(Dataset excerpts)
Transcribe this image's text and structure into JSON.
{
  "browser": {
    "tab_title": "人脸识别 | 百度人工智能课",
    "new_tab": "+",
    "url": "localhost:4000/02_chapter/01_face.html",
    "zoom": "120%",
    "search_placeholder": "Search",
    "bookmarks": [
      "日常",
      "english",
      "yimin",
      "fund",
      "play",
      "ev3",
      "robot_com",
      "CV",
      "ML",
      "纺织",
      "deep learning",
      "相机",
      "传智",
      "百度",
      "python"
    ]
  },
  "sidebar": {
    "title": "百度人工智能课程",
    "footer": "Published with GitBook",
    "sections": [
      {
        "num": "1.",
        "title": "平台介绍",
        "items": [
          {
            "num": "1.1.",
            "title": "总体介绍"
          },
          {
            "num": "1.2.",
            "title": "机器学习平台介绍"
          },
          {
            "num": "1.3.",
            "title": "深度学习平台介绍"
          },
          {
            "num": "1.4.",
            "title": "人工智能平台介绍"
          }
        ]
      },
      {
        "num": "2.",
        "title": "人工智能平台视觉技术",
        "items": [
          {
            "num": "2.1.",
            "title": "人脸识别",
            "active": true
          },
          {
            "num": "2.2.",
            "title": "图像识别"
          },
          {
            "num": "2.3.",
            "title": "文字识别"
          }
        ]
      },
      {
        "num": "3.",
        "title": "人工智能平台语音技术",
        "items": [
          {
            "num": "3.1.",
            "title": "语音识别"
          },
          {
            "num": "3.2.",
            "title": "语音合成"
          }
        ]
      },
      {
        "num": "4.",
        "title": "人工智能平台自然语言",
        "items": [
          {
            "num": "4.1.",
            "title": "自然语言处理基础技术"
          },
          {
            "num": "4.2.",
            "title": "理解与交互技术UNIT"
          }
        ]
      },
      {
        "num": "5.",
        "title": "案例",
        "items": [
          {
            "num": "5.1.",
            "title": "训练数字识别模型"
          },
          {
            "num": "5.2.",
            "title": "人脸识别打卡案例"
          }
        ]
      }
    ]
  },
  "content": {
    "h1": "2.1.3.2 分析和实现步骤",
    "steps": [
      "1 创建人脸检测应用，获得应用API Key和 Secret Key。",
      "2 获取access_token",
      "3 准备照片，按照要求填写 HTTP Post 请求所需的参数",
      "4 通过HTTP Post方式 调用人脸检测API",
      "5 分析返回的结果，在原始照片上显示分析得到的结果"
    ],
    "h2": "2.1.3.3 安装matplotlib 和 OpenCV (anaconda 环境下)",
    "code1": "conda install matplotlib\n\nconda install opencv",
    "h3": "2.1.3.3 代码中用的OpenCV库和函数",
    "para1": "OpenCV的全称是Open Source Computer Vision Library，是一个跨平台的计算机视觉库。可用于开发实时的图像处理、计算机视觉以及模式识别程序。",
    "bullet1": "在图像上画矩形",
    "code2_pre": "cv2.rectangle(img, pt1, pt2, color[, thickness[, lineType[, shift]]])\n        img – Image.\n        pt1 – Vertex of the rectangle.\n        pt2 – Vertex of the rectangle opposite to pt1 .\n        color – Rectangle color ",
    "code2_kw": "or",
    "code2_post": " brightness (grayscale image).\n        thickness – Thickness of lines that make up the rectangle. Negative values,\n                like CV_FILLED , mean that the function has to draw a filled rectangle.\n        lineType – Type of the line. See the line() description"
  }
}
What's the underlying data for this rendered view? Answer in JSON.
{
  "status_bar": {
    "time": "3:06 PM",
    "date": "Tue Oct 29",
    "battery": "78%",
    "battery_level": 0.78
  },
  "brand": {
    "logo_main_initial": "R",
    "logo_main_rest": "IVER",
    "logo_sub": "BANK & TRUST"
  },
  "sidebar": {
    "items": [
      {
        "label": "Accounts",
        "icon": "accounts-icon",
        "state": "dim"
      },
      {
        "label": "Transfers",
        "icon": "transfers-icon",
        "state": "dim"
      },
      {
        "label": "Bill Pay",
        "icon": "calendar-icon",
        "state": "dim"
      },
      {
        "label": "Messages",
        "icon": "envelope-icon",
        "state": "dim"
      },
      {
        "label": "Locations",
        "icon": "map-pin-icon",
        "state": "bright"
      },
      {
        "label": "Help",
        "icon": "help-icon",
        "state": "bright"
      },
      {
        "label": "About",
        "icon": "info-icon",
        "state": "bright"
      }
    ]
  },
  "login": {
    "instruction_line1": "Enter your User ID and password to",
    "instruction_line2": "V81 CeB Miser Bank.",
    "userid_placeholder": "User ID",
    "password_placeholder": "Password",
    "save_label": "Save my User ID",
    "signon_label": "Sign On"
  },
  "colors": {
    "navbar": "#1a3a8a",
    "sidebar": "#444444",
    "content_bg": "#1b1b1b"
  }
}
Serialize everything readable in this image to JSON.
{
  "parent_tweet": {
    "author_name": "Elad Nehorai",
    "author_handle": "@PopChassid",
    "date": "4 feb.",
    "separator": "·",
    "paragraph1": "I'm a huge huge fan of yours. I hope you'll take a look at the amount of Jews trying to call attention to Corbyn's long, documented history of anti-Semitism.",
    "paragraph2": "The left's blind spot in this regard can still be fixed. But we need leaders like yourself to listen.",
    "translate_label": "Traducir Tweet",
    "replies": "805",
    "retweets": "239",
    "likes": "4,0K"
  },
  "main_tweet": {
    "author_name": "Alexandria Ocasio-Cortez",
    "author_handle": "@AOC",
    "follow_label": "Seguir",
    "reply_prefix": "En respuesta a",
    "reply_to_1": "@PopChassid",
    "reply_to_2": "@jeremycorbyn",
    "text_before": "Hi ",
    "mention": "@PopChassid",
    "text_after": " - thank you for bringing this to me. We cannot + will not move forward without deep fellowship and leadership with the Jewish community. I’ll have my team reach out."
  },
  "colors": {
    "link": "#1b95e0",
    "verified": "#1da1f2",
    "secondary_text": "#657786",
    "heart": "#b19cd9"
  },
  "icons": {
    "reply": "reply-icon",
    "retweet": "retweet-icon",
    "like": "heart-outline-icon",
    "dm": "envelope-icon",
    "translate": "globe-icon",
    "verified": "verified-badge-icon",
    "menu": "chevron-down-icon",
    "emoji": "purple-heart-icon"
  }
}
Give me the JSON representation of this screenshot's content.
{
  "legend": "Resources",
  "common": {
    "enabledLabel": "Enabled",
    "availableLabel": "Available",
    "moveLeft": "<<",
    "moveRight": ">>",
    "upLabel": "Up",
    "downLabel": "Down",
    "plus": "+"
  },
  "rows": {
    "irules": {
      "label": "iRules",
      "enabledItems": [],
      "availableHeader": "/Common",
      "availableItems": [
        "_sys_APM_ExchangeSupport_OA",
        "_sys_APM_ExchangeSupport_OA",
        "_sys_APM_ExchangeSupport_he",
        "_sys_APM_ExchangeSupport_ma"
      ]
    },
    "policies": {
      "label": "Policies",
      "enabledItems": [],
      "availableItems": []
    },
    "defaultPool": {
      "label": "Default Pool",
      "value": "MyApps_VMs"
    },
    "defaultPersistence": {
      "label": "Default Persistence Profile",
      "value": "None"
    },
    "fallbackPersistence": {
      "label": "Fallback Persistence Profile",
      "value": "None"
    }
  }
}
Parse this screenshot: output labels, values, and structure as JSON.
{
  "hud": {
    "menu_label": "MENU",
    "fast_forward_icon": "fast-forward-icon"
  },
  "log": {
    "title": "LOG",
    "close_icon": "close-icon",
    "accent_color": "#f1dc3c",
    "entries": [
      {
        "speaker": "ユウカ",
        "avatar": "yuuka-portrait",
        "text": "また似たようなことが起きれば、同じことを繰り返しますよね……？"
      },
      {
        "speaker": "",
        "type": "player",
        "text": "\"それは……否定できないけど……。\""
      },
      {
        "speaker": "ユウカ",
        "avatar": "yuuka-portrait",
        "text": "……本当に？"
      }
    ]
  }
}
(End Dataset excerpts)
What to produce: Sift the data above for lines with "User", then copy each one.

The answer:
    "instruction_line1": "Enter your User ID and password to",
    "userid_placeholder": "User ID",
    "save_label": "Save my User ID",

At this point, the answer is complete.